Instructions to follow >> Each line of the data below that holds the word "Safe" is to be reported in full.

[Dataset records]

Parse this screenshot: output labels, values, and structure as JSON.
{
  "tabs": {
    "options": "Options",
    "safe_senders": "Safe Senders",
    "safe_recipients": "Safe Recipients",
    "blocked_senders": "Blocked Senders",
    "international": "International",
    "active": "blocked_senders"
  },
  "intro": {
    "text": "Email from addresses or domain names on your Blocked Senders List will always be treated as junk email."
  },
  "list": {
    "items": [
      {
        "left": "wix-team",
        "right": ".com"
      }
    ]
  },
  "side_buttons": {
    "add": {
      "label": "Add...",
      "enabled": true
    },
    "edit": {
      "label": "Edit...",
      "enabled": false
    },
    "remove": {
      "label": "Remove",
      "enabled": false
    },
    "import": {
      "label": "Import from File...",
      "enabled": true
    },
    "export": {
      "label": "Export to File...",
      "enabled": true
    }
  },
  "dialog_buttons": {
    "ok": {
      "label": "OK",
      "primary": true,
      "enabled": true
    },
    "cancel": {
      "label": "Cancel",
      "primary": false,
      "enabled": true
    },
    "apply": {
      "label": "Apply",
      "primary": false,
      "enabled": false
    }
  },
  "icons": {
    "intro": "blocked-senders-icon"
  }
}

The completed task >>
    "safe_senders": "Safe Senders",
    "safe_recipients": "Safe Recipients",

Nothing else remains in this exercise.